With a nickname like toadstool, how harmful can mushrooms really be?
Mushrooms are a fungus and not a true plant. They thrive in warm damp areas of your yard, garden, and the forest floor. The actual fungus organism is in the earth and the mushroom part is the reproductive structure or "flower" of the fungus. It is comprised of a flattened cap attached to a stalk. Underneath the cap are rows of gills which house the reproductive cells, called spores. These spores are released by wind to spread and produce more fungus.
Mushrooms live on the organic matter in the soil. The more decaying plant materials your dirt contains, the healthier it is, and the more fungus will grow. Frost will cause them to hide until the warm, wet, spring weather returns.

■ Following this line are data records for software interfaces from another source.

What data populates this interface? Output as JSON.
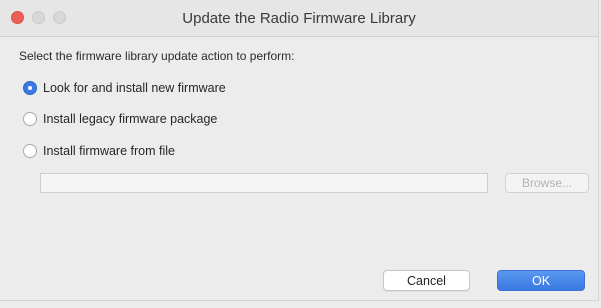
{
  "window": {
    "title": "Update the Radio Firmware Library"
  },
  "dialog": {
    "prompt": "Select the firmware library update action to perform:",
    "options": [
      {
        "label": "Look for and install new firmware",
        "selected": true
      },
      {
        "label": "Install legacy firmware package",
        "selected": false
      },
      {
        "label": "Install firmware from file",
        "selected": false
      }
    ],
    "file_path_value": "",
    "browse_label": "Browse...",
    "browse_enabled": false
  },
  "buttons": {
    "cancel_label": "Cancel",
    "ok_label": "OK"
  },
  "colors": {
    "accent": "#3b7ae0",
    "close_button": "#ec5f57",
    "window_background": "#ececec"
  }
}
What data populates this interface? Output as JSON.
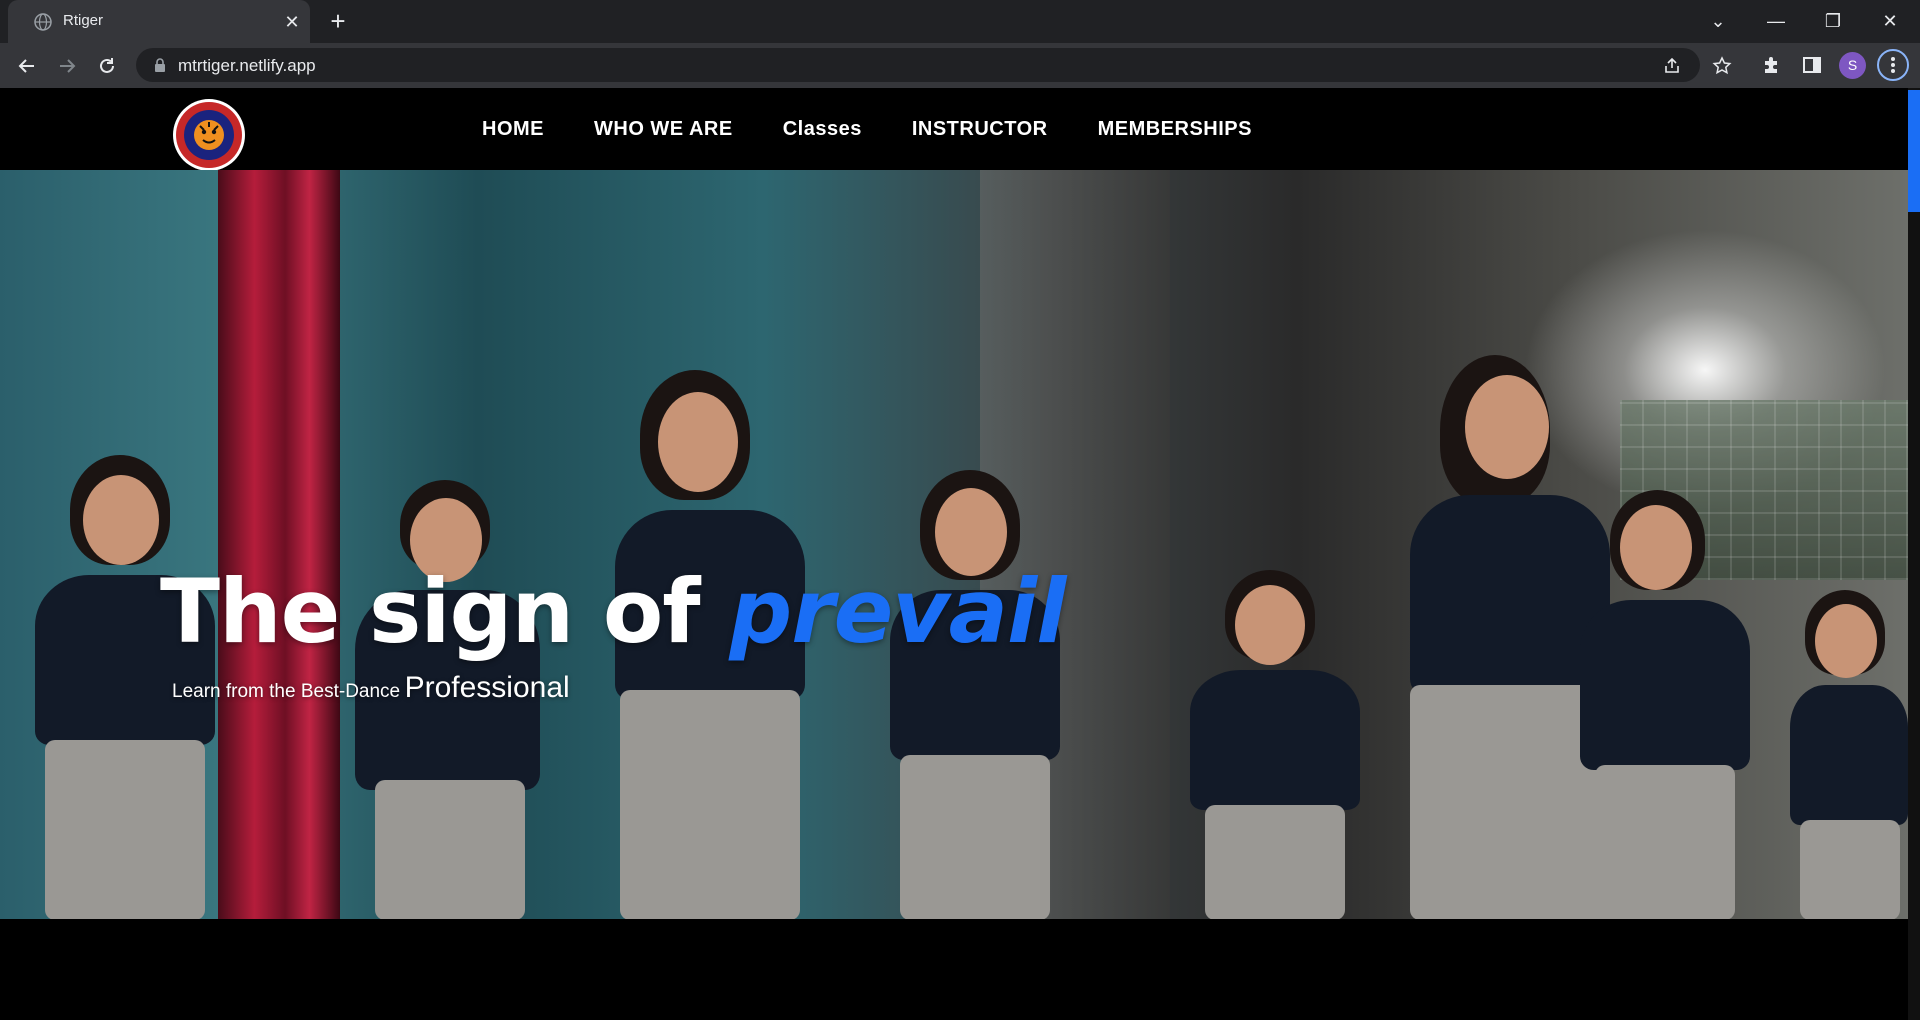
{
  "browser": {
    "tab_title": "Rtiger",
    "tab_close": "✕",
    "new_tab": "+",
    "url": "mtrtiger.netlify.app",
    "profile_initial": "S",
    "window_controls": {
      "list": "⌄",
      "minimize": "—",
      "restore": "❐",
      "close": "✕"
    }
  },
  "site": {
    "logo_alt": "R Tiger Fitness Studio logo",
    "nav": [
      {
        "label": "HOME"
      },
      {
        "label": "WHO WE ARE"
      },
      {
        "label": "Classes"
      },
      {
        "label": "INSTRUCTOR"
      },
      {
        "label": "MEMBERSHIPS"
      }
    ]
  },
  "hero": {
    "title_part1": "The sign of ",
    "title_accent": "prevail",
    "subtitle_small": "Learn from the Best-Dance",
    "subtitle_big": "Professional"
  },
  "colors": {
    "accent": "#1a6ef5",
    "chrome_bg": "#202124",
    "toolbar_bg": "#35363a",
    "profile": "#7e57c2"
  }
}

Mushrooms in the Garden
There are many different types of garden fungus, each with their own gardening concerns. No matter what type they are, the majority don't cause any severe damage to plants. In most cases, gardeners simple view them as unsightly. The best method of temporary control is to break them apart with a rake routinely as part of your normal garden maintenance.
A specific type of fungus that commonly affects lawns is known as the Fairy Ring. Once again, this is a very cute friendly name for a relatively harmless lawn pest. Fairy Rings don't attack your grass, although they can prevent the roots from receiving adequate water, oxygen, and nutrients, if they get out of control.
Fairy Rings can be small, only a few inches in diameter, or quite large, up to 50 feet across. They are rather difficult to control in a lawn and need to be completely removed from the soil for eradication. Start by removing the dead turf and infested soil. Treat the grass roots with garden root feeder up to two feet around the fungus infection and soak deeply. Replace the lost soil with fresh compost, then re-sod or re-seed. This whole process may need to be repeated.
Mushrooms are not typically grown by most gardeners as a crop since they can be quite complicated to cultivate. Most 'shroom lovers either buy cultivation kits, collect wild versions, or simply shop at a local grocery store.
Some wild varieties are edible, but most are highly poisonous. Certain areas of the United States are well known to harvesters, in particular the wet areas of the Pacific Northwest. You can find them scouring the forest on the hunt for the perfect crop.
Gathering wild versions for your own personal consumption can be a tricky endeavor and best left to a professional. If you have your heart set on the activity, take a class in mushroom identification to make sure you know your stuff. Be sure to really know your types before harvesting any wild fungus.
Mushroom cultivation has become a slightly trendy fad in recent years. Many food-oriented catalogs sell the log kits that allow you to grow your own crop. The kits are a great idea for a hobby or fun, as they make the process rather simple. They do not last as a long-term cultivation option.If you want to go for a more serious operation, you will want to check out the book, The Mushroom Cultivator by Paul Stamets and J.S. Chilton. Although it is a rather old book, written in 1983, it is still one of the best on the market for practical advice on growing mushrooms at home. It walks you through all the steps, from the grain culture to fungus genetics.
Though many have thought of them only a tasty compliment to pizza or sauce, mushrooms are to be a great source of important nutrients. High in protein, B vitamins, and vitamin C, and also low in fat, they are a significant component in a healthy diet. In addition, certain varieties have been shown to aid in fighting diseases.
Whether you grow them, collect them, or simply buy them, a great way to preserve extra mushrooms is drying. Simply peel if large and cut off any hard stem parts. Dry on trays in a dehydrator or an oven set at 150 degrees. The time will vary, but they are done when dry and slightly spongy.